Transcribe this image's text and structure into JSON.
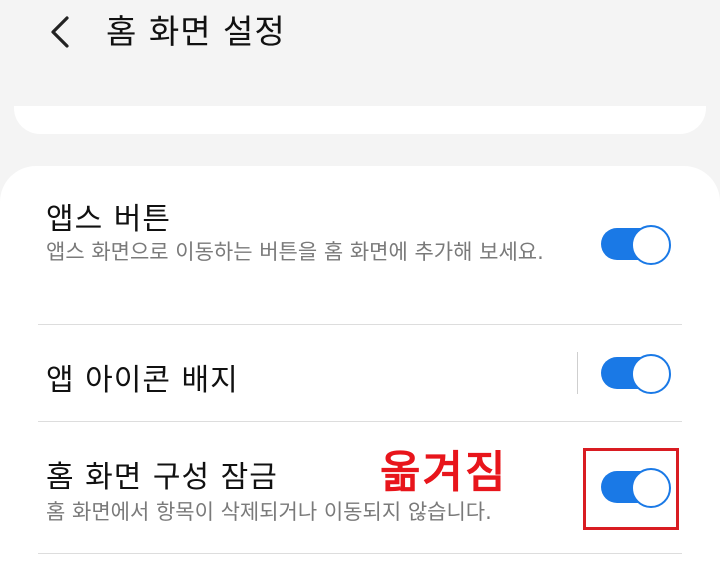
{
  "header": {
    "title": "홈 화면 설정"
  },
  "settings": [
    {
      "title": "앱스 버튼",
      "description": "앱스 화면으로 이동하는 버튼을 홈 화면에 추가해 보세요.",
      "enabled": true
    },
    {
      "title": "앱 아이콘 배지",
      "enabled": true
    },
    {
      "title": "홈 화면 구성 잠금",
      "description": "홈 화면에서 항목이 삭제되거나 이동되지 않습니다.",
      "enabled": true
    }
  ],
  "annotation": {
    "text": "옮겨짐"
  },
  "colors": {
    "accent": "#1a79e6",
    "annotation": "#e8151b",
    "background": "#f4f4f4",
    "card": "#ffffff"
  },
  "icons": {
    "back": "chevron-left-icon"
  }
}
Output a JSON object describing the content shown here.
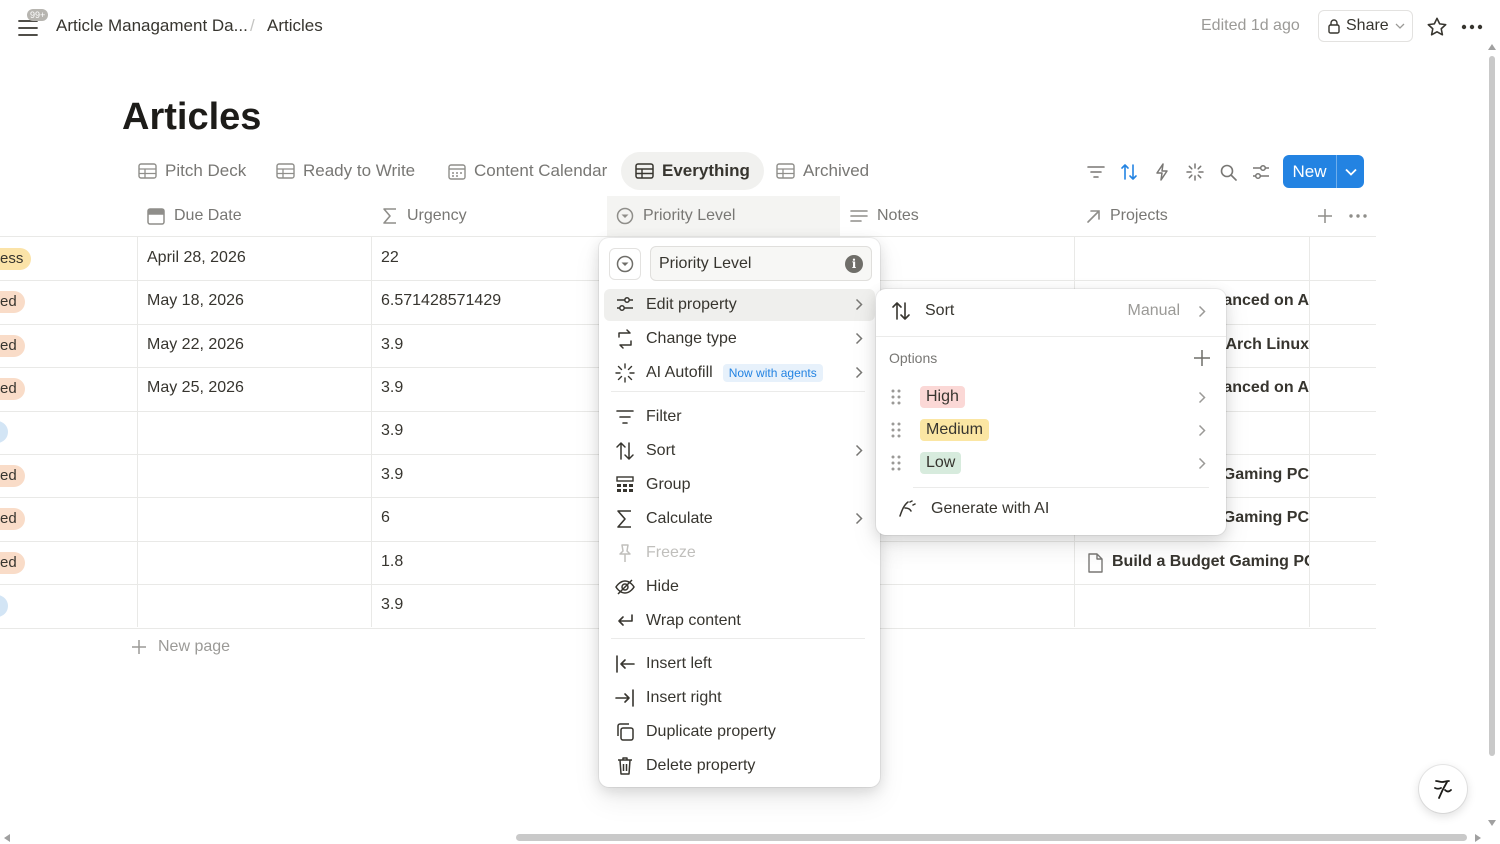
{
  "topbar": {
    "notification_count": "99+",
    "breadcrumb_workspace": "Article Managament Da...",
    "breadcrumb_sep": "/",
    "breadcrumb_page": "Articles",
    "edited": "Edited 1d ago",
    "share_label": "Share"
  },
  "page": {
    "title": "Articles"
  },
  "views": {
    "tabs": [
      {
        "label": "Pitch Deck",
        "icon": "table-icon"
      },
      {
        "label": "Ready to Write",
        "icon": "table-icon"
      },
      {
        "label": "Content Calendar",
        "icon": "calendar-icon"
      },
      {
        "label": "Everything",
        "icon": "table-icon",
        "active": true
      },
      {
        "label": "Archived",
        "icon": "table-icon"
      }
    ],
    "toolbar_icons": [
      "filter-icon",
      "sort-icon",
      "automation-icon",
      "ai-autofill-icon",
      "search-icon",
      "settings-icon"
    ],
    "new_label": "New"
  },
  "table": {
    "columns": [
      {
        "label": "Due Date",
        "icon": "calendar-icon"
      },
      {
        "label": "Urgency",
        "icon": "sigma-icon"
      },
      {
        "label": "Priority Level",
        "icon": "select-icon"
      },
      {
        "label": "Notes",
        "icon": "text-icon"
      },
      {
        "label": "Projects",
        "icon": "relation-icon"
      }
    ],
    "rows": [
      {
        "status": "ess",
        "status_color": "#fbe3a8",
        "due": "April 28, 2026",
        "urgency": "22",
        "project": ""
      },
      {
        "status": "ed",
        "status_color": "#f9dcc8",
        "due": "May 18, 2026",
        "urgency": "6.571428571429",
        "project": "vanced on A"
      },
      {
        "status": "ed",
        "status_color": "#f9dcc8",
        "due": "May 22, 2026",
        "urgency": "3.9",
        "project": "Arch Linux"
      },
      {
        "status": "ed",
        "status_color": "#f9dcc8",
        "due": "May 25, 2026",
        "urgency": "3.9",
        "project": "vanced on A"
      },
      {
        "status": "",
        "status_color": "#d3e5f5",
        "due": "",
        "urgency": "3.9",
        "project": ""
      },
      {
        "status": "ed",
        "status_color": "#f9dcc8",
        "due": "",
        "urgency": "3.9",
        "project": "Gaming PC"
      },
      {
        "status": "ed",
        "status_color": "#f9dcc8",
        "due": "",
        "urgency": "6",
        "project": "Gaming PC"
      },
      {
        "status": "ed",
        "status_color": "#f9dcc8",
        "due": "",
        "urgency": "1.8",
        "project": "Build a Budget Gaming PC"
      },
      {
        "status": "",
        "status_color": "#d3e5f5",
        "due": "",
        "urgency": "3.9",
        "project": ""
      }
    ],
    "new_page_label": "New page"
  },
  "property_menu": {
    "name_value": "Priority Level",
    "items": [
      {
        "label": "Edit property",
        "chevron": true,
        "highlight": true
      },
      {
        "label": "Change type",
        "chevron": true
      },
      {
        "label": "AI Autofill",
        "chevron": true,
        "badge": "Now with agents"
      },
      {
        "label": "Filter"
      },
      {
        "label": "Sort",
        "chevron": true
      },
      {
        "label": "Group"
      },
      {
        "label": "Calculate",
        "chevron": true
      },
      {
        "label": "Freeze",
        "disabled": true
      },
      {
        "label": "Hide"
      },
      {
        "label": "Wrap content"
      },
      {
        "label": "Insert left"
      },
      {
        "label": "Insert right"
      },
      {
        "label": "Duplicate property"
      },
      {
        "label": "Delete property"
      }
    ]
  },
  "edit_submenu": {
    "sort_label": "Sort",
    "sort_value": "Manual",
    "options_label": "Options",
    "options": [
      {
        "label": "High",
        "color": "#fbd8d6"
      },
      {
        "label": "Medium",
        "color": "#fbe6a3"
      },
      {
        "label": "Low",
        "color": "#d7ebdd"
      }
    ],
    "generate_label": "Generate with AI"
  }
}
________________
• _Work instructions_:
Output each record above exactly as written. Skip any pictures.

• _Answer section_:
Transcribe this image's text and structure into JSON.
{
  "header": {
    "title": "홈 화면 설정"
  },
  "settings": [
    {
      "title": "앱스 버튼",
      "description": "앱스 화면으로 이동하는 버튼을 홈 화면에 추가해 보세요.",
      "enabled": true
    },
    {
      "title": "앱 아이콘 배지",
      "enabled": true
    },
    {
      "title": "홈 화면 구성 잠금",
      "description": "홈 화면에서 항목이 삭제되거나 이동되지 않습니다.",
      "enabled": true
    }
  ],
  "annotation": {
    "text": "옮겨짐"
  },
  "colors": {
    "accent": "#1a79e6",
    "annotation": "#e8151b",
    "background": "#f4f4f4",
    "card": "#ffffff"
  },
  "icons": {
    "back": "chevron-left-icon"
  }
}
Output a JSON object describing the content shown here.
{
  "topbar": {
    "notification_count": "99+",
    "breadcrumb_workspace": "Article Managament Da...",
    "breadcrumb_sep": "/",
    "breadcrumb_page": "Articles",
    "edited": "Edited 1d ago",
    "share_label": "Share"
  },
  "page": {
    "title": "Articles"
  },
  "views": {
    "tabs": [
      {
        "label": "Pitch Deck",
        "icon": "table-icon"
      },
      {
        "label": "Ready to Write",
        "icon": "table-icon"
      },
      {
        "label": "Content Calendar",
        "icon": "calendar-icon"
      },
      {
        "label": "Everything",
        "icon": "table-icon",
        "active": true
      },
      {
        "label": "Archived",
        "icon": "table-icon"
      }
    ],
    "toolbar_icons": [
      "filter-icon",
      "sort-icon",
      "automation-icon",
      "ai-autofill-icon",
      "search-icon",
      "settings-icon"
    ],
    "new_label": "New"
  },
  "table": {
    "columns": [
      {
        "label": "Due Date",
        "icon": "calendar-icon"
      },
      {
        "label": "Urgency",
        "icon": "sigma-icon"
      },
      {
        "label": "Priority Level",
        "icon": "select-icon"
      },
      {
        "label": "Notes",
        "icon": "text-icon"
      },
      {
        "label": "Projects",
        "icon": "relation-icon"
      }
    ],
    "rows": [
      {
        "status": "ess",
        "status_color": "#fbe3a8",
        "due": "April 28, 2026",
        "urgency": "22",
        "project": ""
      },
      {
        "status": "ed",
        "status_color": "#f9dcc8",
        "due": "May 18, 2026",
        "urgency": "6.571428571429",
        "project": "vanced on A"
      },
      {
        "status": "ed",
        "status_color": "#f9dcc8",
        "due": "May 22, 2026",
        "urgency": "3.9",
        "project": "Arch Linux"
      },
      {
        "status": "ed",
        "status_color": "#f9dcc8",
        "due": "May 25, 2026",
        "urgency": "3.9",
        "project": "vanced on A"
      },
      {
        "status": "",
        "status_color": "#d3e5f5",
        "due": "",
        "urgency": "3.9",
        "project": ""
      },
      {
        "status": "ed",
        "status_color": "#f9dcc8",
        "due": "",
        "urgency": "3.9",
        "project": "Gaming PC"
      },
      {
        "status": "ed",
        "status_color": "#f9dcc8",
        "due": "",
        "urgency": "6",
        "project": "Gaming PC"
      },
      {
        "status": "ed",
        "status_color": "#f9dcc8",
        "due": "",
        "urgency": "1.8",
        "project": "Build a Budget Gaming PC"
      },
      {
        "status": "",
        "status_color": "#d3e5f5",
        "due": "",
        "urgency": "3.9",
        "project": ""
      }
    ],
    "new_page_label": "New page"
  },
  "property_menu": {
    "name_value": "Priority Level",
    "items": [
      {
        "label": "Edit property",
        "chevron": true,
        "highlight": true
      },
      {
        "label": "Change type",
        "chevron": true
      },
      {
        "label": "AI Autofill",
        "chevron": true,
        "badge": "Now with agents"
      },
      {
        "label": "Filter"
      },
      {
        "label": "Sort",
        "chevron": true
      },
      {
        "label": "Group"
      },
      {
        "label": "Calculate",
        "chevron": true
      },
      {
        "label": "Freeze",
        "disabled": true
      },
      {
        "label": "Hide"
      },
      {
        "label": "Wrap content"
      },
      {
        "label": "Insert left"
      },
      {
        "label": "Insert right"
      },
      {
        "label": "Duplicate property"
      },
      {
        "label": "Delete property"
      }
    ]
  },
  "edit_submenu": {
    "sort_label": "Sort",
    "sort_value": "Manual",
    "options_label": "Options",
    "options": [
      {
        "label": "High",
        "color": "#fbd8d6"
      },
      {
        "label": "Medium",
        "color": "#fbe6a3"
      },
      {
        "label": "Low",
        "color": "#d7ebdd"
      }
    ],
    "generate_label": "Generate with AI"
  }
}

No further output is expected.